The museum is dedicated to rural life in a market town in Dorset and the exhibits are based on the daily lives of people within the house and within Wimborne and Dorset. There are also exhibits on the religious use of the building and its home to past ministers of the Minster Church. The building has been restored and many of the original features remain intacted for public appreciation. Notable rooms are the 17th century main hall and the 18th century parlour and Victorian kitchen with its working 'Beetonette' range. Displays include reconstructions of local businesses that once ran from the building. Mr Low's Victorian stationery shop (closed up for over 30 years) and the Coles' Ironmongers, were both recreated from original shop stock.

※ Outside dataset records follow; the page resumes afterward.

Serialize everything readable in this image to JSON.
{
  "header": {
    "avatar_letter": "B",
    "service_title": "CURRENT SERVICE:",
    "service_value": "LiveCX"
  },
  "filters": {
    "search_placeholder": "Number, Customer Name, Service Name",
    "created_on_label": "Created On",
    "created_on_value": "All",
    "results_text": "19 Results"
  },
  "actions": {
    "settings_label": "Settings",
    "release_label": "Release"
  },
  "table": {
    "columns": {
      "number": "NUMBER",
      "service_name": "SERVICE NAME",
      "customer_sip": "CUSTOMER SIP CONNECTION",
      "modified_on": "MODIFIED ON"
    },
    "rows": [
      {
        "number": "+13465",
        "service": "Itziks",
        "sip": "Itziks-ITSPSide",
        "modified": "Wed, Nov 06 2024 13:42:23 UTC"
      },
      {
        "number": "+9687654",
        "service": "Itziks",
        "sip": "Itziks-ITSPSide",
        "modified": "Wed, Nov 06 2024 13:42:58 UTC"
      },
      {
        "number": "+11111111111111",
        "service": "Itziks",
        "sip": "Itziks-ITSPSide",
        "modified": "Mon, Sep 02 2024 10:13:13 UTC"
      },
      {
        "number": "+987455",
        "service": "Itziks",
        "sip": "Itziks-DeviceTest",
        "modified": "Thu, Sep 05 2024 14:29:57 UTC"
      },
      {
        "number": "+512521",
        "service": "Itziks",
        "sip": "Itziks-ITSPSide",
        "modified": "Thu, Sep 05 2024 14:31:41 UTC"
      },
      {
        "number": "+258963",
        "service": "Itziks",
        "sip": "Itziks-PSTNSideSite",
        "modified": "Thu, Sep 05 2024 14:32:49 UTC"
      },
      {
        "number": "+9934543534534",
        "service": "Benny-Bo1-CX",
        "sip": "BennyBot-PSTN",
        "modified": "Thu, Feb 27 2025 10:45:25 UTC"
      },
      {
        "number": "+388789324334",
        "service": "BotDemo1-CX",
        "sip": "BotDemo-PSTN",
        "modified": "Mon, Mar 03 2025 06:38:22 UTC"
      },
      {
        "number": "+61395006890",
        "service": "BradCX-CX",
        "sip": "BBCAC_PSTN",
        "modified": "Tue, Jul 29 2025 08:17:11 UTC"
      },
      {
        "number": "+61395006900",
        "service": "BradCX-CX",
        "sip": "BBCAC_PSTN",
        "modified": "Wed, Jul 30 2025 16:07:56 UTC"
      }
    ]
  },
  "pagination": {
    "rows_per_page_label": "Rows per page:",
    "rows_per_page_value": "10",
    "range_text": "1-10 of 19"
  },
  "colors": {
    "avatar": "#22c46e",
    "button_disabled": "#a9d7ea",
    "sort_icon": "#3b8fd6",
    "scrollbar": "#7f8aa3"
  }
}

In addition to the main museum house, the East Dorset Villages Gallery gives a taste of local community life from industry to shopping, school to church life, with a hands-on Victorian schoolroom. A walled garden, with seating, behind the Priest's House covers one third of an acre and is open to visitors to the house. A tea room, formerly the 1920s Boathouse, also in the garden and on the banks of the River Allen is open to visitors.
The Priest's House Museum is run by an independent charitable trust. It is supported by East Dorset District Council but relies on admission income to operate.